But the defendants' rhetoric also contains a more insidious assertion. The issue of apartheid, they suggest, has already been resolved by South Africa domestically. Digging these issues back up now would only subvert the peaceful transition to democracy that Mr. Mandela, and many others, have sacrificed so much for.
The difficulty with this argument is that it turns out to have very little basis in fact. Although South Africa's Truth and Reconciliation Commission (TRC) was intended to facilitate forgiveness, its mandate was not limited to that objective.
The TRC included a committee specifically devoted to economic reparations. More important, the performances of the few businesses that participated in the hearings on that topic were disappointing, and, at times, the companies were deliberately uncooperative.
Desmond Tutu, the TRC chairman, lamented the "glaring absences" in the business community's testimonials. Given the lack of engagement, in fact, he was forced to conclude that the business hearings "did not mean the end of the process, as there was the question of restitution and repairing the wrongs done."
While the TRC recommended that the South African government apply a punitive reparations tax to corporations, no such tax ever materialized. The new government, headed by Mandela's successor, determined that foreign investment was critical to economic growth and shied away from actions that might deter first-world investors. As a result, corporate harms that took place during apartheid fell almost entirely beyond the reach of any formal culpability.
The past's hold on the present cannot be ignored
Although the court case features events that are now long past, it would be a mistake to evaluate them outside the context of present-day South Africa. Almost 17 years after Mandela's democratic revolution, South Africa remains a nation of extreme inequality. The unofficial unemployment rate is 36 percent, and in 2009, according to some measures, it overtook Brazil as the country with the most economic inequality in the world. Apartheid's system of racial classification contained an explicit economic rationale: confining black workers to menial labor to ensure enduring profit margins for a white-controlled economy. The effects have been lasting.
Because the circumstances of the past affect the decisions of the present, it is important to reflect history accurately. The progress of reconciliation and forgiveness cannot disguise what still amounts to an incomplete set of remedies.

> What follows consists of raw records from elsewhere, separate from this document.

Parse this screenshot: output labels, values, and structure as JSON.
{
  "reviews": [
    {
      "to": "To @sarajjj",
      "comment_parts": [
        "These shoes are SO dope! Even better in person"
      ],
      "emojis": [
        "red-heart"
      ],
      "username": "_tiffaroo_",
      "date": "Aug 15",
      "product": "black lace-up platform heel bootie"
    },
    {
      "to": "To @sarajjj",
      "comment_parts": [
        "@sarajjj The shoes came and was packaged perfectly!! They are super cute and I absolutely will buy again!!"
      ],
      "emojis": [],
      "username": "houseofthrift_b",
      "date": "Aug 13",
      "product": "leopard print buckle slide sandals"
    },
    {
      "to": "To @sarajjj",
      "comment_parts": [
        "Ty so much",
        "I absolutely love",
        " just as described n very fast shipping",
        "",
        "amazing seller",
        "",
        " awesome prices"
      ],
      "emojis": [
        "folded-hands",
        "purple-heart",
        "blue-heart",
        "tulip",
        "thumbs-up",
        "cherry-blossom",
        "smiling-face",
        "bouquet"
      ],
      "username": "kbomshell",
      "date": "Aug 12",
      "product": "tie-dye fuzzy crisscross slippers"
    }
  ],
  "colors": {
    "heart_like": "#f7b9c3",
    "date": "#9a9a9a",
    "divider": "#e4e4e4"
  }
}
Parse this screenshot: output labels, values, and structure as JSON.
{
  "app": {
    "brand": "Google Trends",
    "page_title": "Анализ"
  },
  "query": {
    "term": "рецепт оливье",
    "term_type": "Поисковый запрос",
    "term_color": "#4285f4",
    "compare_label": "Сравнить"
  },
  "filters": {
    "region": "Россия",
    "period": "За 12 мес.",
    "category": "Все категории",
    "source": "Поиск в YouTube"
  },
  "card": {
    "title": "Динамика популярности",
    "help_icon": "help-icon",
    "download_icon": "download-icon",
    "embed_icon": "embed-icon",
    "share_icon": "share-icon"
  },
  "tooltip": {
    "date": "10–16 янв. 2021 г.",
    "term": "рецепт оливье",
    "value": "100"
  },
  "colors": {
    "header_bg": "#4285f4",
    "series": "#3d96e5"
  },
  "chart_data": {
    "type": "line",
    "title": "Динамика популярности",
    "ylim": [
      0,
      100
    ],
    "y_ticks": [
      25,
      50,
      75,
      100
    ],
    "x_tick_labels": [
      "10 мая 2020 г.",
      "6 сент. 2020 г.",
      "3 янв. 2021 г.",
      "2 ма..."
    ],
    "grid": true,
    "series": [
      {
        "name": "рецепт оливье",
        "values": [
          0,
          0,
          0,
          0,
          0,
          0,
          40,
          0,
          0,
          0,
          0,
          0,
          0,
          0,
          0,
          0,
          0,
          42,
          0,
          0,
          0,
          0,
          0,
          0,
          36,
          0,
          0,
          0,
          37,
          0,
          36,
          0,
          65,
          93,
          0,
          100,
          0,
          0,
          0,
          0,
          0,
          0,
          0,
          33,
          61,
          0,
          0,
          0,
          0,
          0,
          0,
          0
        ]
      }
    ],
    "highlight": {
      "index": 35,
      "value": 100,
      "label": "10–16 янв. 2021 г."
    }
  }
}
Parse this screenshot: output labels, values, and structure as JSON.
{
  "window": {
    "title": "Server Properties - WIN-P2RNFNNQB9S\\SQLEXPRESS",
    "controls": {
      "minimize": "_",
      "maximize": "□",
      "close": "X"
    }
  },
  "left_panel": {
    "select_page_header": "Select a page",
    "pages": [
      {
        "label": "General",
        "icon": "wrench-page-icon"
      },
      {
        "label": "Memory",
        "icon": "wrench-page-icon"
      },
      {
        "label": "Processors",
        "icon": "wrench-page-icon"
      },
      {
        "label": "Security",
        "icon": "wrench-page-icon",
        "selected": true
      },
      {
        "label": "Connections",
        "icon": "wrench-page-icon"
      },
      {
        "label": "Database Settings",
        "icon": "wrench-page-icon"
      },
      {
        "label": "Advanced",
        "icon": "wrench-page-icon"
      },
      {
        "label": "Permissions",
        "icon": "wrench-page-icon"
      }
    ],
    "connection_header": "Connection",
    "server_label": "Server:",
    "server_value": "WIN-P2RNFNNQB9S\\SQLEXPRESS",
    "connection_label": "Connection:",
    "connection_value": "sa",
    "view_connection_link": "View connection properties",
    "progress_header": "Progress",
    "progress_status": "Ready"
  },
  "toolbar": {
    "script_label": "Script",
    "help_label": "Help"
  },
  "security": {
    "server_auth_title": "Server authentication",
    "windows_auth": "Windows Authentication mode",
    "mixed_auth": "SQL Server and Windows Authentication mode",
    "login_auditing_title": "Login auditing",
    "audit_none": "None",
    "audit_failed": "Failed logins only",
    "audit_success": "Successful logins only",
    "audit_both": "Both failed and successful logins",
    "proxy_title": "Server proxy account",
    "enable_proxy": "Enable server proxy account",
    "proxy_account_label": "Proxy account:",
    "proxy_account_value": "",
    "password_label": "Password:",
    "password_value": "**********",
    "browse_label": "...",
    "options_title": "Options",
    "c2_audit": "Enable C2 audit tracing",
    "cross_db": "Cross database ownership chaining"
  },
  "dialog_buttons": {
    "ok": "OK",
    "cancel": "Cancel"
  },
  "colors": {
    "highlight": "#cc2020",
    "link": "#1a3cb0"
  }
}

The current apartheid litigation presents a revived opportunity for victims to obtain justice. While it may yet stumble on procedural grounds, it should not be cut short on the basis of a revisionist historical narrative.